A recent research report from Richard X. Bove of Rafferty Capital Markets paints a dire picture of the state of the home mortgage market if the federal mortgage-backing entities Fannie Mae / Federal National Mortgage Association (OTCBB:FNMA) and Freddie Mac / Federal Home Loan Mortgage Corp (OTCBB:FMCC) are wound down as planned in the next few years. He persuasively argues that the 30-year mortgage would instantly disappear, as no financial institution would accept the risks.

Fannie Mae

This sea change in the mortgage markets would result in a number of negative ramifications, such as likely knocking the already battered residential real estate market into a tailspin, for starters. Bove concludes his report with a call to stretch the wind-down of Fannie Mae / Federal National Mortgage Association (OTCBB:FNMA) and Freddie Mac / Federal Home Loan Mortgage Corp (OTCBB:FMCC) from the currently scheduled three years to 30 years.

The case for shutting down Fannie Mae and Freddie Mac

The Federal National Mortgage Association (OTCBB:FNMA) or Fannie Mae was created as part of the Federal Housing Authority in the mid-1930s in response to the Great Depression. This was an explicit government intervention into a moribund real estate market in an attempt to revive it. Government officials had come up with the idea of a 20-year self-amortizing mortgage to make buying residential real estate more affordable. Fast forward a few years, and the concept of a 20-year or longer mortgage became hugely popular during the post-WWII housing boom, and eventually came to be enshrined as a fundamental mechanism for enabling the American dream of owning a home.

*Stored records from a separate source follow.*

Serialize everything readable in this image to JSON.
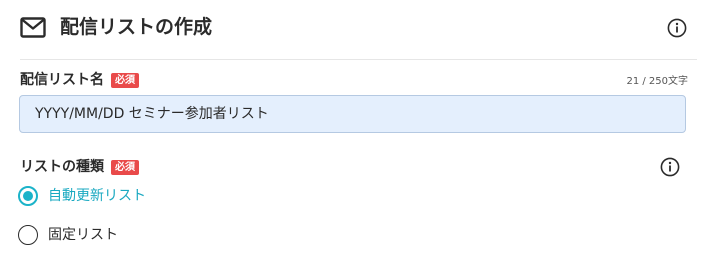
{
  "header": {
    "title": "配信リストの作成",
    "icon": "mail-icon",
    "info_icon": "info-icon"
  },
  "list_name": {
    "label": "配信リスト名",
    "required_badge": "必須",
    "char_count": "21 / 250文字",
    "value": "YYYY/MM/DD セミナー参加者リスト"
  },
  "list_type": {
    "label": "リストの種類",
    "required_badge": "必須",
    "info_icon": "info-icon",
    "options": [
      {
        "label": "自動更新リスト",
        "selected": true
      },
      {
        "label": "固定リスト",
        "selected": false
      }
    ]
  },
  "colors": {
    "accent": "#1bb3c9",
    "required_badge": "#e94a4a",
    "input_background": "#e4effd",
    "input_border": "#b5c9e2",
    "text": "#2b2b2b"
  }
}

However, political interventions, such as the 1960s when mortgage terms were stretched to 30 years to enable more low-income Americans to become homeowners, began to distort lending standards and eventually the entire real estate market. Markets became even further distorted as the global economy became more seamless and hot money flowed in from other countries to create a series of real estate bubbles. The biggest bubble burst in 2007-2008, bringing the global financial system to its knees and exposing its systemic flaws.

Bove’s point of view

Bove actually agrees with the Treasury Department and most Republicans that Fannie Mae / Federal National Mortgage Association (OTCBB:FNMA) should be wound down and the long-running, dangerous experiment in intervention shut down. However, he argues the wind-down should be done very gradually in order to protect the fragile real estate market, not in a short three-year horizon as is currently envisaged by the Treasury Department.